Lowrise Housing

On December 13, 2011, the City Council approved Ordinance 123495 revising the rule for multifamily lowrise zones. The changes:

  • Reduce the number of multifamily zones from five to three
  • Encourage a diversity of housing types including townhomes, rowhouses, cottages, apartments, and auto-court townhomes
  • Require new design features to make multifamily housing more attractive
  • Provide incentives for "green building" and hiding parking
  • Use the City's "Green Factor" to encourage tree preservation or planting
  • Adjust height limits to be consistent with height limits in single-family zones
  • Allow shared open space and larger usable common areas
  • Eliminate parking requirements for projects within targeted growth areas near frequent transit service
  • Waive density limits for certain housing types that are exceptionally well designed
  • Use a new flexible standard of measuring floor space called "Floor Area Ratio"
  • Require "Streamlined Design Review" for townhouses with three or more units
  • Created a new height measurement technique that applies to multifamily and other zones

Most of the new regulations for low rise housing were effective April 19, 2011.

Midrise and Highrise Housing

On December 21, 2009, the City Council approved Ordinance 123209 revising the rules for multifamily midrise and highrise zones. The changes:

  • Update the rezone criteria for midrise and highrise zones
  • Consolidate provisions for public facilities and schools in residential zones
  • Apply "Floor Area Ratio" as a standard of measuring floor space
  • Set new structure heights, in some cases, and new setbacks and separations between buildings
  • Set new width and depth limits, and average floor size limits on larger lots, in highrise zones
  • Apply development standards to lots over 9,000 square feet in midrise zones
  • Apply residential amenity standards, the Seattle Green Factor, and green building requirements
  • Establish incentive zoning to encourage affordable housing
  • Eliminate or reduce minimum parking requirements

The new regulations for midrise and highrise housing were effective on February 19, 2010

Key Milestones

Public Involvement

  • April 2011: DPD held a stakeholder workshop on multifamily lowrise code changes
  • October 2007: DPD hosted an open house on multifamily midrise and highrise code update
  • May 2006: DPD hosted a public meeting about the proposed changes
  • August 2005: Conducted 7 focus groups

Land Use Recommendations

  • October 2010: DPD transmitted the Final Executive Recommendations for changes to lowrise multifamily zoning to City Council
  • November 2009: DPD transmitted the Final Executive Recommendations for changes to highrise and midrise multifamily zoning to City Council
  • November 2006: DPD published a concept report, Working with the Community to Improve Multifamily Zoning

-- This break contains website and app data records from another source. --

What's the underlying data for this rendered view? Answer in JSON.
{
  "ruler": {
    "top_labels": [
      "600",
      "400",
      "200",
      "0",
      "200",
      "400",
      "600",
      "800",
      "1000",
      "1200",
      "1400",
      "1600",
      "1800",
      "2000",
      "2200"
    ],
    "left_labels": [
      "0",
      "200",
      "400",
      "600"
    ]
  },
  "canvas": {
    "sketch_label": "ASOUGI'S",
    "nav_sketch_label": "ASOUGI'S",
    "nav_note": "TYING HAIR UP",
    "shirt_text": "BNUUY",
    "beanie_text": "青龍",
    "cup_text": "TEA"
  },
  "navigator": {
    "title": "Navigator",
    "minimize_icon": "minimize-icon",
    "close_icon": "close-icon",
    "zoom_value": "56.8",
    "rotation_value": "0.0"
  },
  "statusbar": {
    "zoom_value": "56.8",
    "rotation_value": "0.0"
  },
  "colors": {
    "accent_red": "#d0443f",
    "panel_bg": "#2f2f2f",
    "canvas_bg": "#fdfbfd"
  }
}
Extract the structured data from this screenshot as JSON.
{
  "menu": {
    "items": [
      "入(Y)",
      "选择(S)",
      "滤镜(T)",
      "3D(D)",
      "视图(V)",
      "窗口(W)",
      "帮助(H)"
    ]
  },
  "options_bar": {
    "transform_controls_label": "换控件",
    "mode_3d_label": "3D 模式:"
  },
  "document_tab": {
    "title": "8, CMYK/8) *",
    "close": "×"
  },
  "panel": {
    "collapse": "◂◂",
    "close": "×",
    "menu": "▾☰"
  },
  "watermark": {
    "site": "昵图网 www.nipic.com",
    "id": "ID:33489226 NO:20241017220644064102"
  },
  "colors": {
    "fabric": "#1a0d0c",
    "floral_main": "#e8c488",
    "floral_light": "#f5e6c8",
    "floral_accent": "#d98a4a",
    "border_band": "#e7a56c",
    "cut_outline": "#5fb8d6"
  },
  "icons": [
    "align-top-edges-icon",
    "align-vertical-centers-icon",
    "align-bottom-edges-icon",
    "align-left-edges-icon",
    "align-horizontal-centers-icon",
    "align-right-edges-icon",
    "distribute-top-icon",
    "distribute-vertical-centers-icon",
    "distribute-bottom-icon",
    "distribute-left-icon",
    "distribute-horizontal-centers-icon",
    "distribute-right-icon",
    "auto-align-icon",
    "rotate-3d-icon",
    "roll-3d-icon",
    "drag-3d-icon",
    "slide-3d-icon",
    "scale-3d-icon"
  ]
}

Environmental Determination

  • July 2008: DPD published the environmental determination for SEPA
  • December 2007: DPD published the environmental determination for SEPA

Project Purpose

For many Seattle residents, multifamily buildings provide affordable and convenient housing options. However, these developments must fit into our neighborhoods, be sensitive to the environment, and give back to our community. The Multifamily Zoning Update was the first major revision to our multifamily code since the late 1980s. The update:

  • Ensures better townhouse design. New standards, such as front-facing windows and doors, will make townhouses fit better with their communities.
  • Protects our single-family neighborhoods. Height restrictions will provide transitions between multifamily and single family zones.
  • Requires green construction and landscaping. Use improved landscaping requirements and green building standards where those incentive programs are allowed.
  • Encourages affordable housing. Allow developers to build higher in exchange for providing affordable housing.

Planning and Community Development

Rico Quirindongo, Director
Mailing Address: P.O. Box 94788, Seattle, WA, 98124-7088
Phone: (206) 386-1010

The Office of Planning and Community Development (OPCD) develops policies and plans for an equitable and sustainable future. We partner with neighborhoods, businesses, agencies and others to bring about positive change and coordinate investments for our Seattle communities.